- Material provided:

+++

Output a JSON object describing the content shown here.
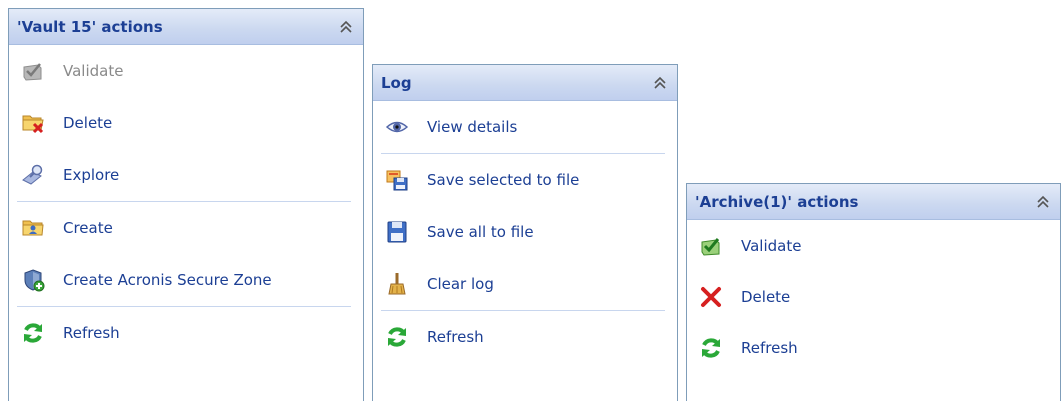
{
  "vault_panel": {
    "title": "'Vault 15' actions",
    "items": [
      {
        "label": "Validate",
        "icon": "validate-icon",
        "enabled": false
      },
      {
        "label": "Delete",
        "icon": "folder-delete-icon",
        "enabled": true
      },
      {
        "label": "Explore",
        "icon": "explore-icon",
        "enabled": true
      },
      {
        "label": "Create",
        "icon": "folder-create-icon",
        "enabled": true
      },
      {
        "label": "Create Acronis Secure Zone",
        "icon": "secure-zone-icon",
        "enabled": true
      },
      {
        "label": "Refresh",
        "icon": "refresh-icon",
        "enabled": true
      }
    ]
  },
  "log_panel": {
    "title": "Log",
    "items": [
      {
        "label": "View details",
        "icon": "eye-icon"
      },
      {
        "label": "Save selected to file",
        "icon": "save-selected-icon"
      },
      {
        "label": "Save all to file",
        "icon": "floppy-disk-icon"
      },
      {
        "label": "Clear log",
        "icon": "broom-icon"
      },
      {
        "label": "Refresh",
        "icon": "refresh-icon"
      }
    ]
  },
  "archive_panel": {
    "title": "'Archive(1)' actions",
    "items": [
      {
        "label": "Validate",
        "icon": "checkmark-icon"
      },
      {
        "label": "Delete",
        "icon": "red-x-icon"
      },
      {
        "label": "Refresh",
        "icon": "refresh-icon"
      }
    ]
  },
  "colors": {
    "title_text": "#1c3f94",
    "link_text": "#1c3f94",
    "disabled_text": "#8a8a8a",
    "header_bg": "#cbd8f0",
    "border": "#7f9db9",
    "refresh_green": "#2aa838"
  }
}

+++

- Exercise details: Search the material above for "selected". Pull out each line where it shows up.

- Answer space:
        "label": "Save selected to file",
        "icon": "save-selected-icon"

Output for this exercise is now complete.